- **Exercise instructions**: Provide the number of lines in the material below that include the word "icon", without any accompanying text.

_ _ _ _ _

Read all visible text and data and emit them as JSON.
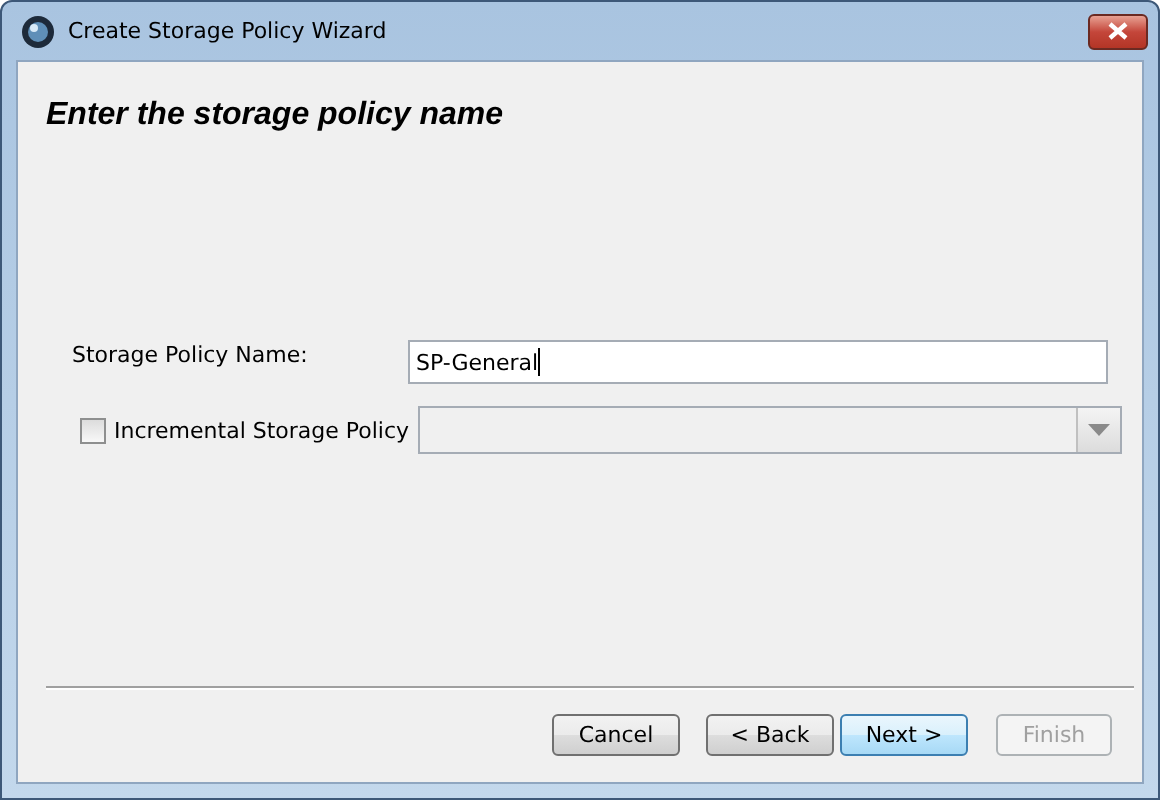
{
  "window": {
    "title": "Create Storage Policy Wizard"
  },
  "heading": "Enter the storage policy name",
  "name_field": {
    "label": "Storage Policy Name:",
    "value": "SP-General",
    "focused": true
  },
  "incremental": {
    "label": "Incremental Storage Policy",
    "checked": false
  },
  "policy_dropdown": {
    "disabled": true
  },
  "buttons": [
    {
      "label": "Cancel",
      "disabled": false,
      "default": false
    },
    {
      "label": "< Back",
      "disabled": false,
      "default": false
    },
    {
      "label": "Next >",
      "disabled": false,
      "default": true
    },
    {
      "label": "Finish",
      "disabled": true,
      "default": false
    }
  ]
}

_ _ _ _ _

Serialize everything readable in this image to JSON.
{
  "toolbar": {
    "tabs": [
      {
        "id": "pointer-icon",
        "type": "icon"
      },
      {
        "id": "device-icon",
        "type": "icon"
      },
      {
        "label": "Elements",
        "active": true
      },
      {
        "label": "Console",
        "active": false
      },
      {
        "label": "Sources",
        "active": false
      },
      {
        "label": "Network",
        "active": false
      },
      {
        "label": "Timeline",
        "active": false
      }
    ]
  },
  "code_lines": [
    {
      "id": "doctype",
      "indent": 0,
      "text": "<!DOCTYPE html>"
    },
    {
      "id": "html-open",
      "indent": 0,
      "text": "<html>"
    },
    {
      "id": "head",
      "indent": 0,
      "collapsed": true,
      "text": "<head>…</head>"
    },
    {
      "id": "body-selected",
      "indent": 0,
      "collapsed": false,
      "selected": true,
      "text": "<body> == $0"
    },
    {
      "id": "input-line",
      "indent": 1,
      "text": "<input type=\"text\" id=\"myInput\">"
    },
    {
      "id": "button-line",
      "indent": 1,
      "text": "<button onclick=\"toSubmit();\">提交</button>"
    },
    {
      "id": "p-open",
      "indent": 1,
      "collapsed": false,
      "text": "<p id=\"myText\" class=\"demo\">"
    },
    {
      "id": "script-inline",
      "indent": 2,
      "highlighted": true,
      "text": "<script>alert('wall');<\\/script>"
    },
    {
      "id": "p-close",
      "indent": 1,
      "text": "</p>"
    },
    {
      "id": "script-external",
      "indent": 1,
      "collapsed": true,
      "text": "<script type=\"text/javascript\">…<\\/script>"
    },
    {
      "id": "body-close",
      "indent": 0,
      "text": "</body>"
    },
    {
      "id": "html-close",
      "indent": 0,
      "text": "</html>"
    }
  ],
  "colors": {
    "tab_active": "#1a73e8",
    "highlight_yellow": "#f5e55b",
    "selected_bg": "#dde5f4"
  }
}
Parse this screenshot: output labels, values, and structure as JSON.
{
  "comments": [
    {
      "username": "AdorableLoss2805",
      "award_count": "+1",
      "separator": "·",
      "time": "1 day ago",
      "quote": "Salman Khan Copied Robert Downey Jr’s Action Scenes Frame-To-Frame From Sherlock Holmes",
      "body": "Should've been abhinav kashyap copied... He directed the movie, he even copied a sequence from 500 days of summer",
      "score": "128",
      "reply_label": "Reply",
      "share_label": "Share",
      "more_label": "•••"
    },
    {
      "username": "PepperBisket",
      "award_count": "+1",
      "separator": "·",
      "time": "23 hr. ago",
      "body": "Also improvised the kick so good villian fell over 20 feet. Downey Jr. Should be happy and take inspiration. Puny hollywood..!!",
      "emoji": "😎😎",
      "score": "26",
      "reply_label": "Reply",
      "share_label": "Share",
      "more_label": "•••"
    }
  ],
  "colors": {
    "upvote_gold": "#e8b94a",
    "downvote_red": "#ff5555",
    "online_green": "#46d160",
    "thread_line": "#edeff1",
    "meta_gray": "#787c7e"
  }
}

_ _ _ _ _

- **Solved problem**: 4